Gov. removes Kim Davis's name from Kentucky marriage licenses

(The Christian Science Monitor) The newly elected Kentucky governor, Matt Bevin, did what his predecessor could not or would not do. He used an executive order—one of five he issued Tuesday—to remove the name of the county clerk from marriage licenses, thereby protecting Kim Davis, who belongs to an Apostolic Christian tradition, from appearing to sanction same-sex marriage while continuing work in her elected post.

The former governor, Steve Beshear, had told Davis to do her job or resign, deferring to the state legislature when the county clerk requested relief and eventually went to jail over the issue. The Sixth U.S. Circuit Court of Appeals had denied her request for a stay on a judge's order to issue the marriage licenses to same-sex couples.

Davis's lawyer Mat Staver called Governor Bevin's move "a wonderful Christmas gift," allowing Davis to celebrate the holiday without worrying about the conflict between her job and her religious beliefs.
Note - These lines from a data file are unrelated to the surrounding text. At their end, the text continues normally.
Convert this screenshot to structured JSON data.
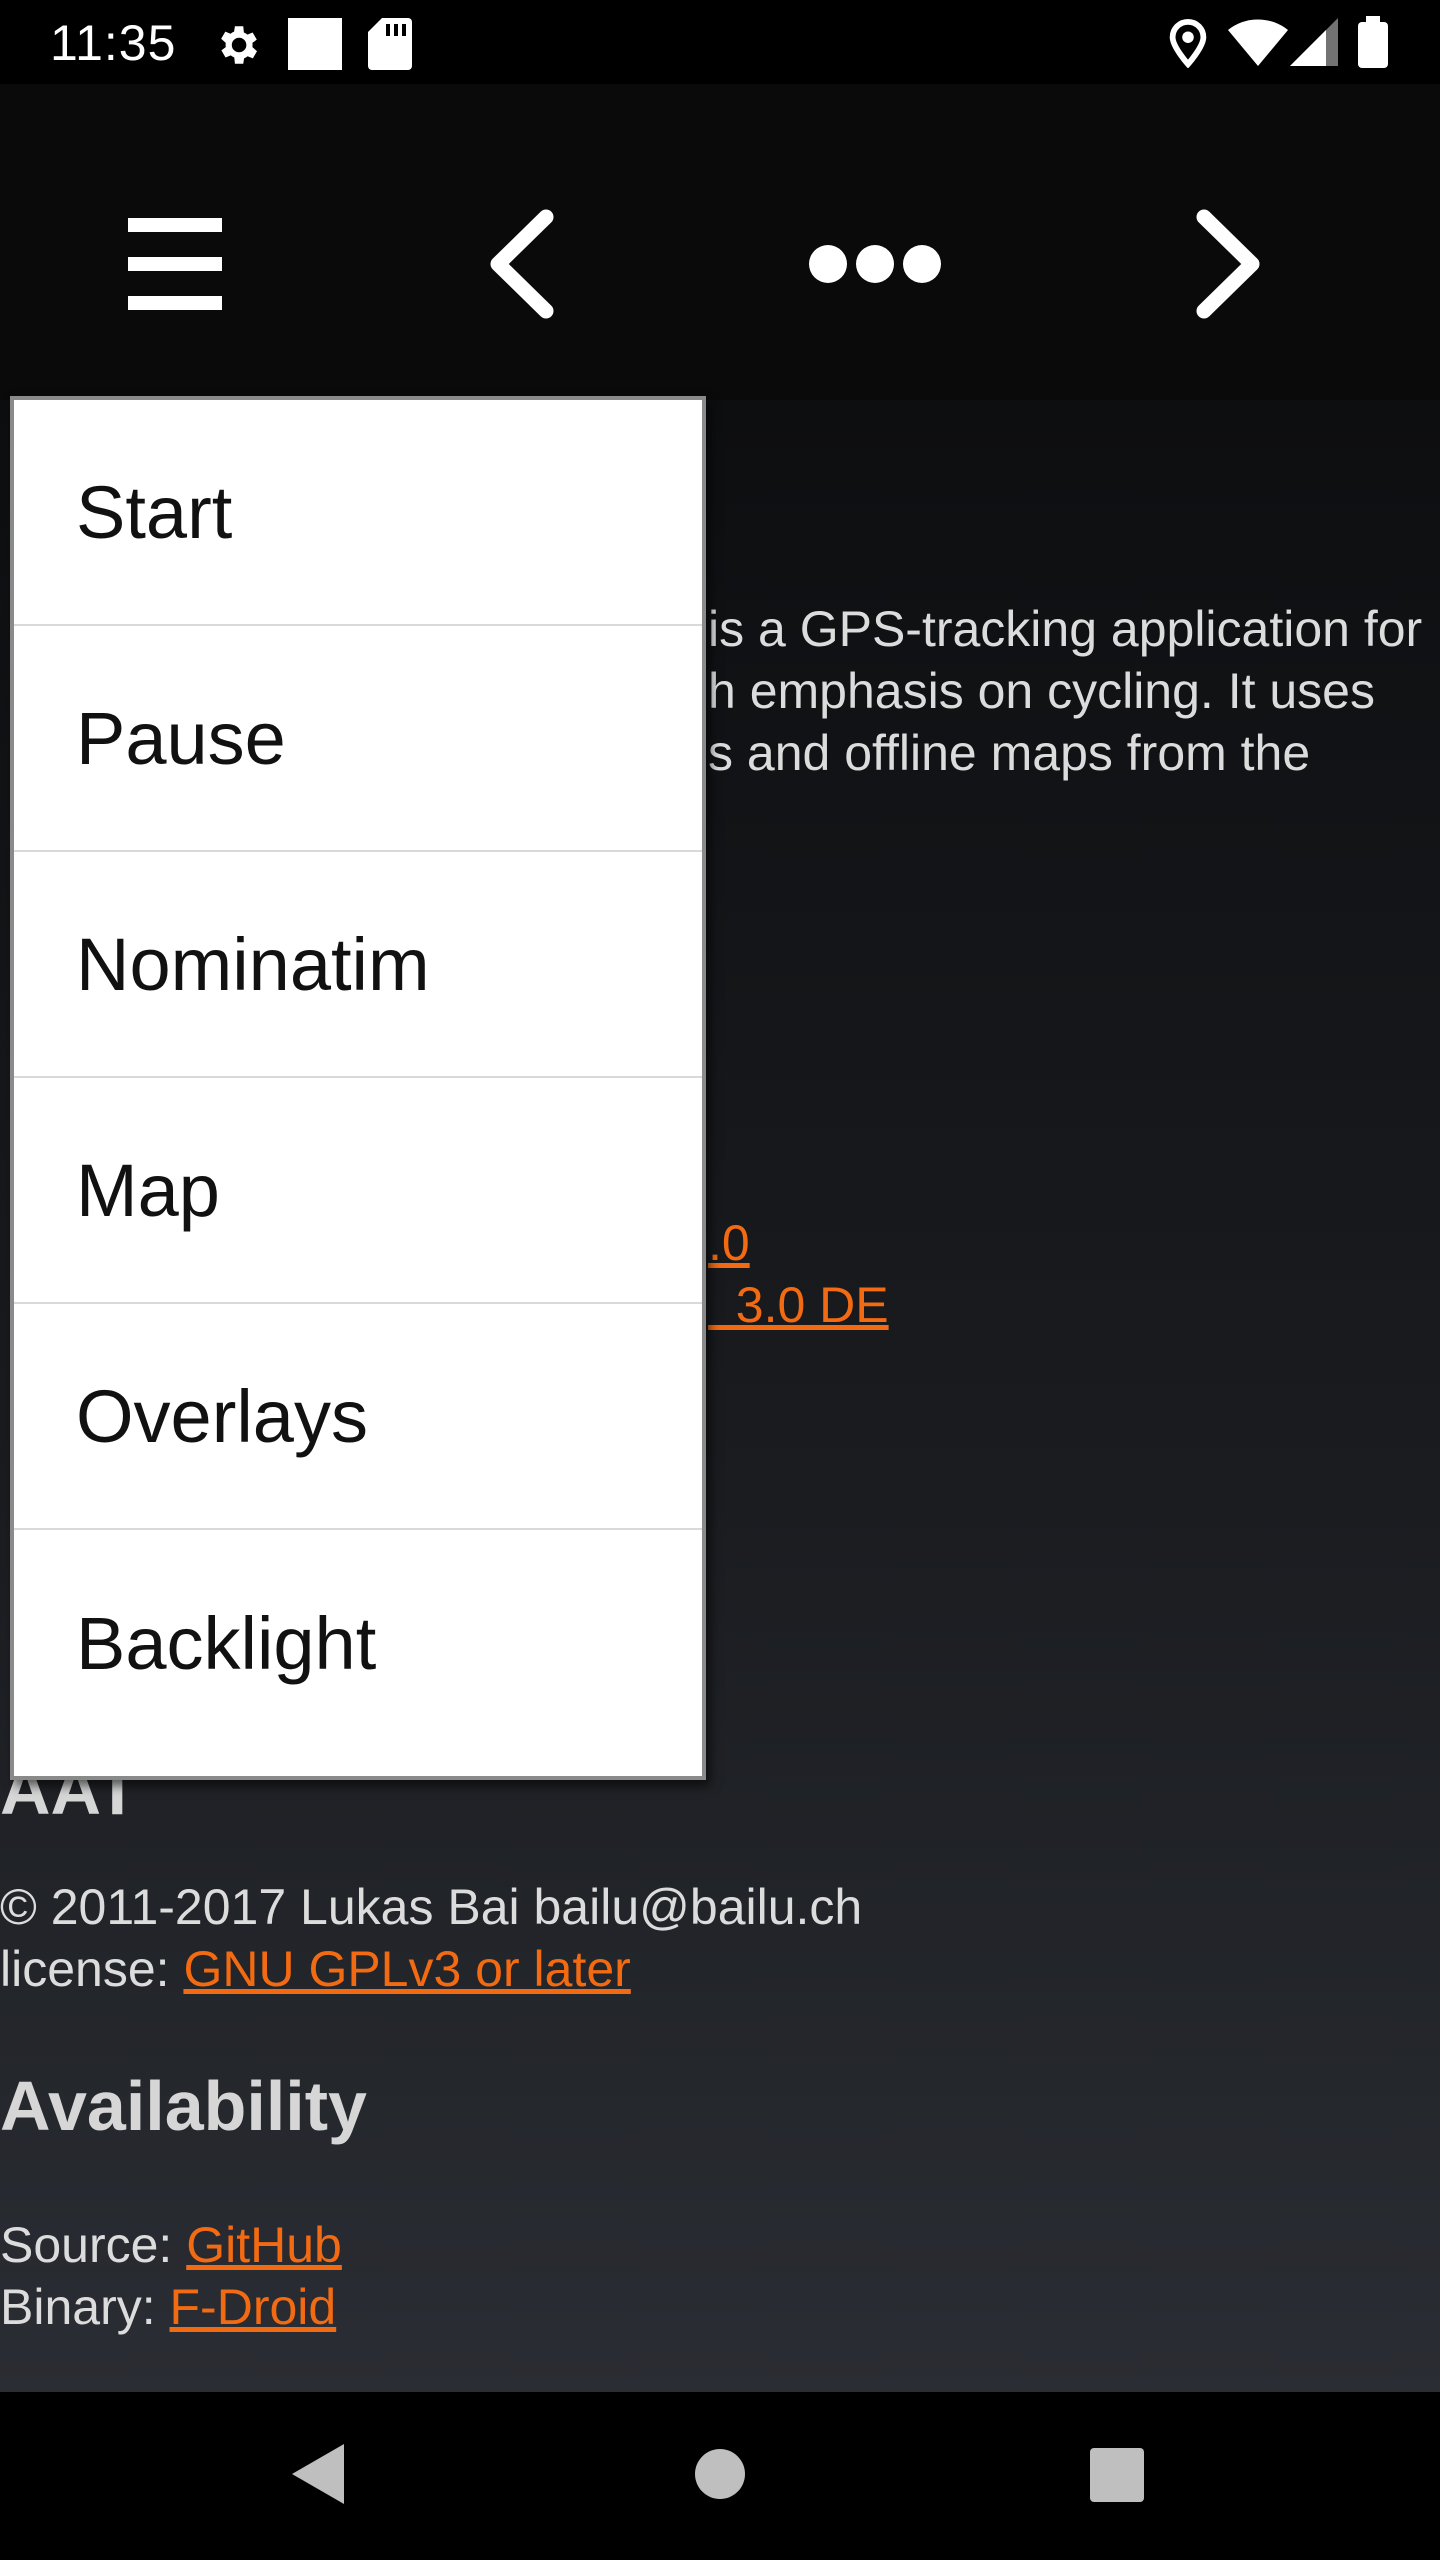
{
  "status_bar": {
    "time": "11:35",
    "left_icons": [
      "gear-icon",
      "square-icon",
      "sd-card-icon"
    ],
    "right_icons": [
      "location-icon",
      "wifi-icon",
      "signal-icon",
      "battery-icon"
    ]
  },
  "toolbar": {
    "buttons": [
      "menu-icon",
      "back-arrow-icon",
      "more-icon",
      "forward-arrow-icon"
    ]
  },
  "about": {
    "intro_line1": "is a GPS-tracking application for",
    "intro_line2": "h emphasis on cycling. It uses",
    "intro_line3": "s and offline maps from the",
    "partial_link1": ".0",
    "partial_link2": "  3.0 DE",
    "aat_heading_partial": "AAT",
    "copyright": "© 2011-2017 Lukas Bai bailu@bailu.ch",
    "license_label": "license: ",
    "license_link": "GNU GPLv3 or later",
    "availability_heading": "Availability",
    "source_label": "Source: ",
    "source_link": "GitHub",
    "binary_label": "Binary: ",
    "binary_link": "F-Droid"
  },
  "menu": {
    "items": [
      {
        "label": "Start"
      },
      {
        "label": "Pause"
      },
      {
        "label": "Nominatim"
      },
      {
        "label": "Map"
      },
      {
        "label": "Overlays"
      },
      {
        "label": "Backlight"
      }
    ]
  },
  "nav_bar": {
    "buttons": [
      "back-triangle-icon",
      "home-circle-icon",
      "recents-square-icon"
    ]
  },
  "colors": {
    "link": "#f26a12",
    "background": "#000000",
    "menu_background": "#ffffff"
  }
}
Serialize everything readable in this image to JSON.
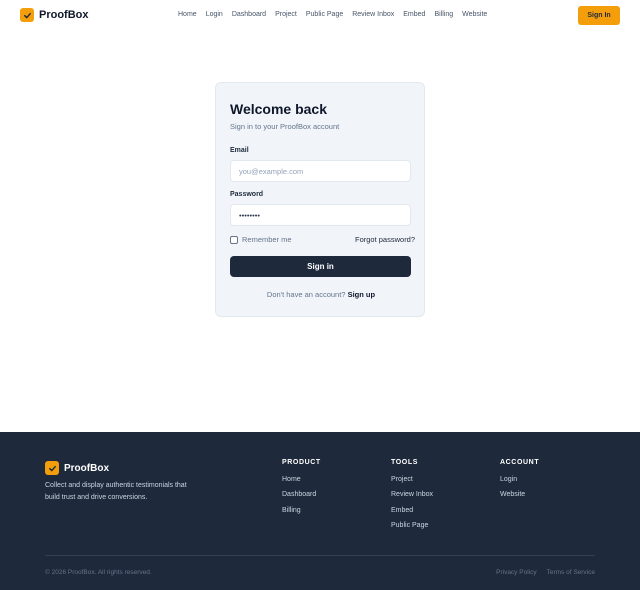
{
  "header": {
    "brand": "ProofBox",
    "nav": [
      "Home",
      "Login",
      "Dashboard",
      "Project",
      "Public Page",
      "Review Inbox",
      "Embed",
      "Billing",
      "Website"
    ],
    "signin_label": "Sign In"
  },
  "card": {
    "title": "Welcome back",
    "subtitle": "Sign in to your ProofBox account",
    "email_label": "Email",
    "email_placeholder": "you@example.com",
    "password_label": "Password",
    "password_value": "••••••••",
    "remember_label": "Remember me",
    "forgot_label": "Forgot password?",
    "submit_label": "Sign in",
    "signup_prompt": "Don't have an account?",
    "signup_link": "Sign up"
  },
  "footer": {
    "brand": "ProofBox",
    "description": "Collect and display authentic testimonials that build trust and drive conversions.",
    "columns": [
      {
        "title": "PRODUCT",
        "links": [
          "Home",
          "Dashboard",
          "Billing"
        ]
      },
      {
        "title": "TOOLS",
        "links": [
          "Project",
          "Review Inbox",
          "Embed",
          "Public Page"
        ]
      },
      {
        "title": "ACCOUNT",
        "links": [
          "Login",
          "Website"
        ]
      }
    ],
    "copyright": "© 2026 ProofBox. All rights reserved.",
    "privacy": "Privacy Policy",
    "terms": "Terms of Service"
  },
  "colors": {
    "accent": "#f59e0b",
    "dark": "#1e293b",
    "card_bg": "#f1f5f9"
  },
  "icons": {
    "logo": "check-icon"
  }
}
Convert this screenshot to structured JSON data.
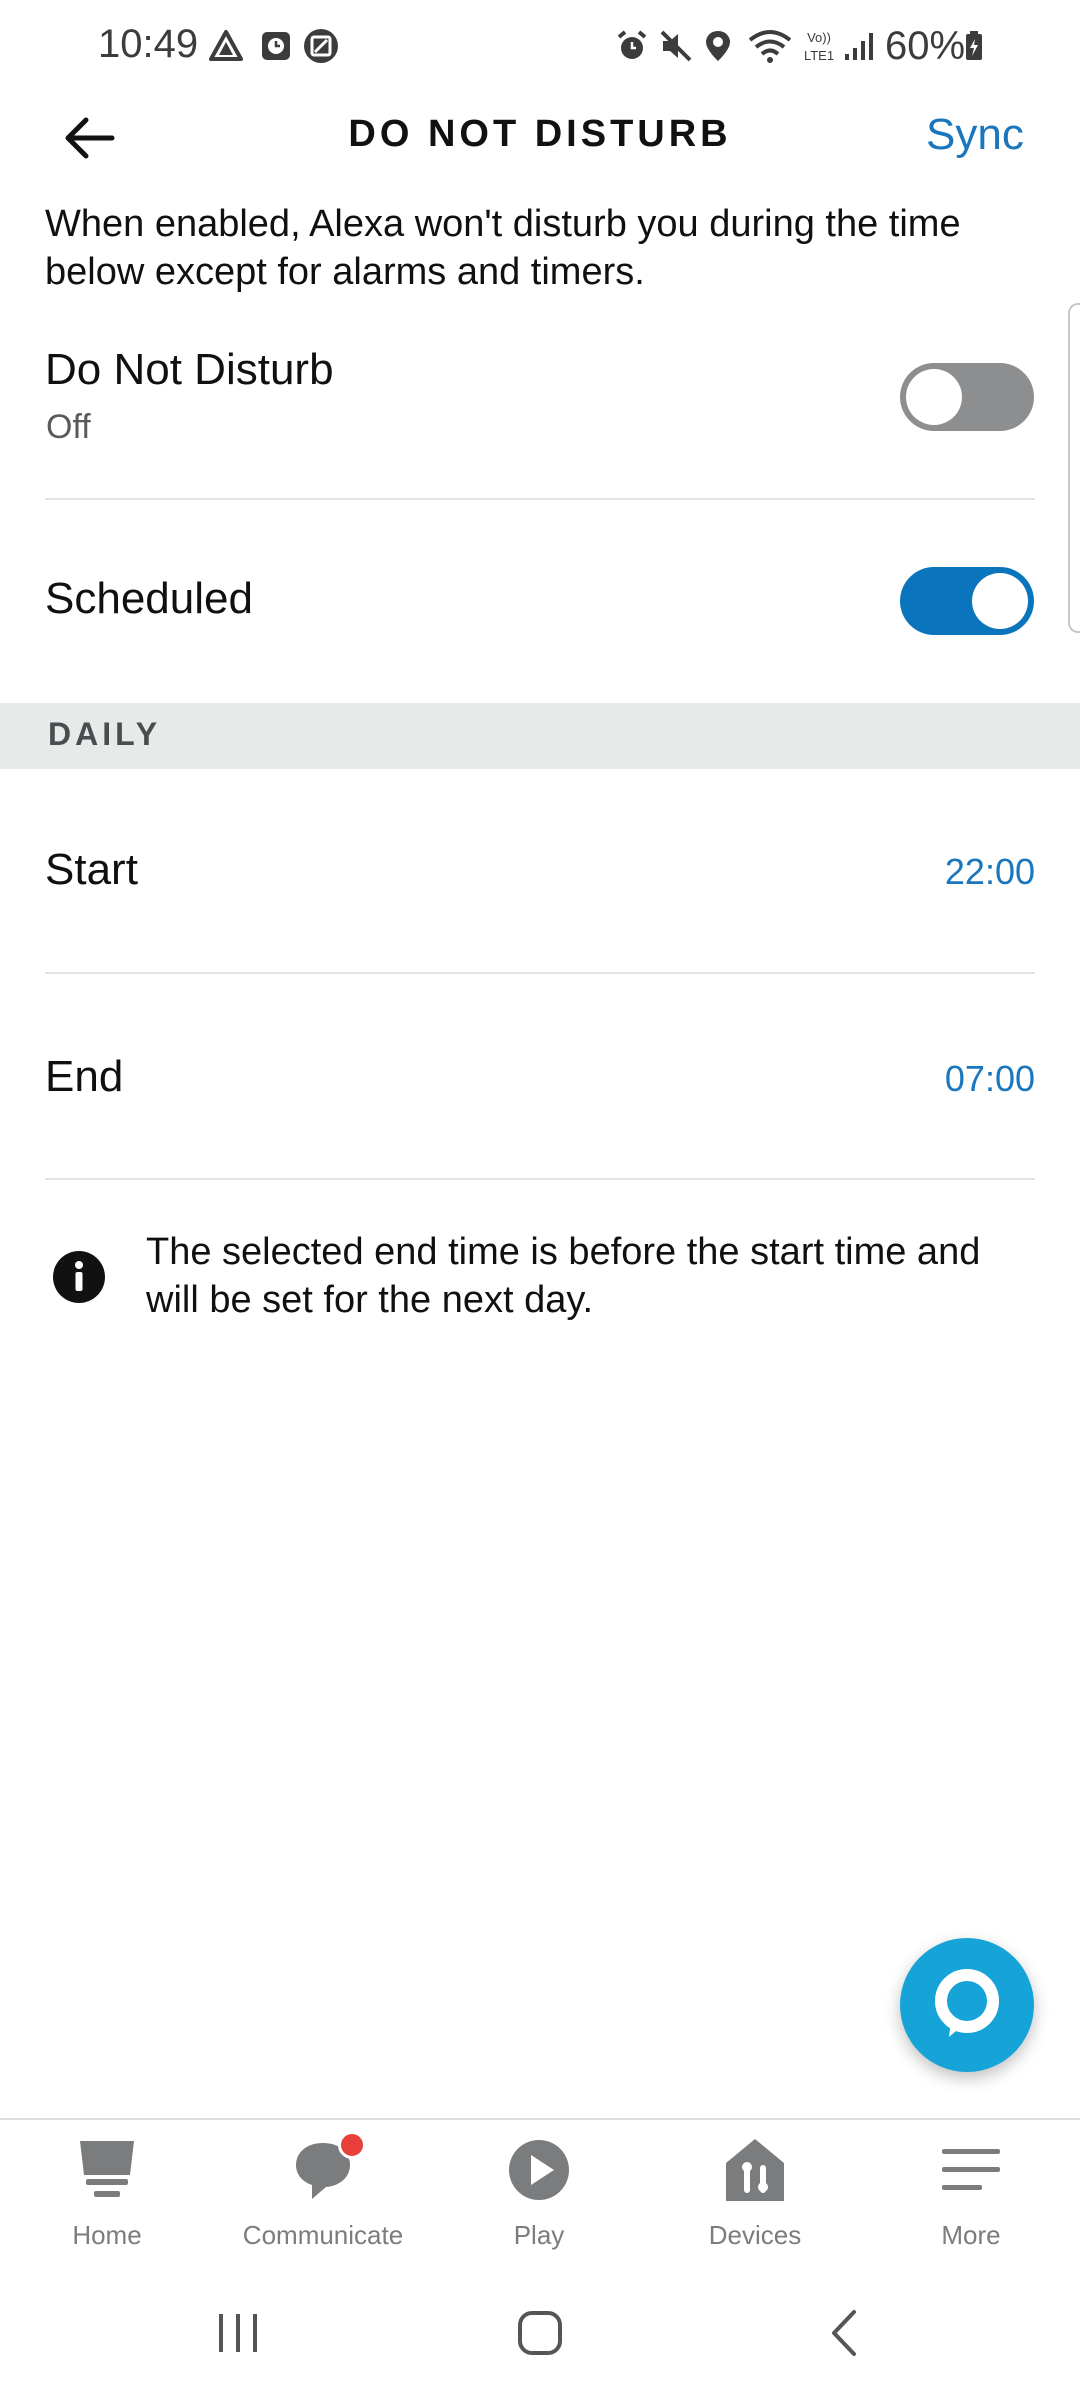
{
  "status_bar": {
    "time": "10:49",
    "battery": "60%",
    "left_icons": [
      "drive-icon",
      "clock-app-icon",
      "gallery-icon"
    ],
    "right_icons": [
      "alarm-icon",
      "mute-icon",
      "location-icon",
      "wifi-icon",
      "volte-icon",
      "signal-icon",
      "battery-icon"
    ]
  },
  "header": {
    "title": "DO NOT DISTURB",
    "sync_label": "Sync"
  },
  "description": "When enabled, Alexa won't disturb you during the time below except for alarms and timers.",
  "dnd": {
    "label": "Do Not Disturb",
    "status": "Off",
    "enabled": false
  },
  "scheduled": {
    "label": "Scheduled",
    "enabled": true
  },
  "section_label": "DAILY",
  "start": {
    "label": "Start",
    "value": "22:00"
  },
  "end": {
    "label": "End",
    "value": "07:00"
  },
  "info_message": "The selected end time is before the start time and will be set for the next day.",
  "bottom_nav": {
    "items": [
      {
        "label": "Home",
        "icon": "home-icon"
      },
      {
        "label": "Communicate",
        "icon": "chat-icon",
        "badge": true
      },
      {
        "label": "Play",
        "icon": "play-icon"
      },
      {
        "label": "Devices",
        "icon": "devices-icon"
      },
      {
        "label": "More",
        "icon": "menu-icon"
      }
    ]
  },
  "colors": {
    "accent": "#1a76bd",
    "toggle_on": "#0a74bd",
    "toggle_off": "#8c8e90",
    "alexa": "#16a3d8",
    "badge": "#e8413b"
  }
}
The appearance of her name on the marriage licenses had been an issue for Davis and the reason an initial compromise—she permitted her clerks to make marriage licenses without interfering—failed.

University of Minnesota law professor Brian Bix called the Supreme Court's decision to legalize same-sex marriage "fairly unprecedented." It has ushered in a difficult transition for legislators and state governors to stitch in the proper accommodations for some without denying others the rights the U.S. Supreme Court has granted them.

"People are allowed to have whatever moral principles they like, but if you sign up to do a job you have to do the job,” Bix said. “If the Kentucky clerk’s office wants to excuse someone from giving out these sorts of licenses, that might be possible, as long as another competent clerk can step in. But accommodations ... cannot be done in a way that forecloses citizens coming to get their legal entitlements."

The question of religious accommodation is not a new one and extends beyond the question of same-sex marriage. For example, a federal court in Washington State ruled last August that pharmacists who object to 'morning-after' birth control pills don’t have to fill such prescriptions, but someone else has to be on hand to give out the drugs. Perhaps the most high-profile decision in recent memory was the Supreme Court’s Hobby Lobby decision in 2014. In that case, the justices ruled five–four that family-owned corporations could not be compelled to purchase insurance coverage that included contraception for their employees under the Affordable Care Act.

Kentucky is not the only state taken by surprise with the June Supreme Court ruling, but some states with overturned bans on same-sex marriage have done a better job balancing the accommodations than others. Texas attorney general Ken Paxton wasted no time after the Supreme Court decision in telling county clerks they could refuse to sign marriage licenses for religious reasons if they chose, but he added that unless they came up with an alternative they would be in legal trouble.

The key problem in Davis' case was how she took away others' ability to receive a same-sex marriage license because of her own beliefs, which the judge to whom she appealed said meant she actually violated the First Amendment.

"Davis has arguably [violated the First Amendment] by openly adopting a policy that promotes her own religious convictions at the expense of others," U.S. district judge David Bunning wrote in August.

Although its impact on Davis's case is still unclear, the Kentucky governor's action may offer a third way by maintaining rule of law for all while providing a way out for those whose religious convictions hinder their participation in same-sex marriage licenses.

This report contains material from Reuters.

Lucy Schouten

Lucy Schouten writes for The Christian Science Monitor.

All articles »

Patrik Jonsson

Patrik Jonsson writes for The Christian Science Monitor.

All articles »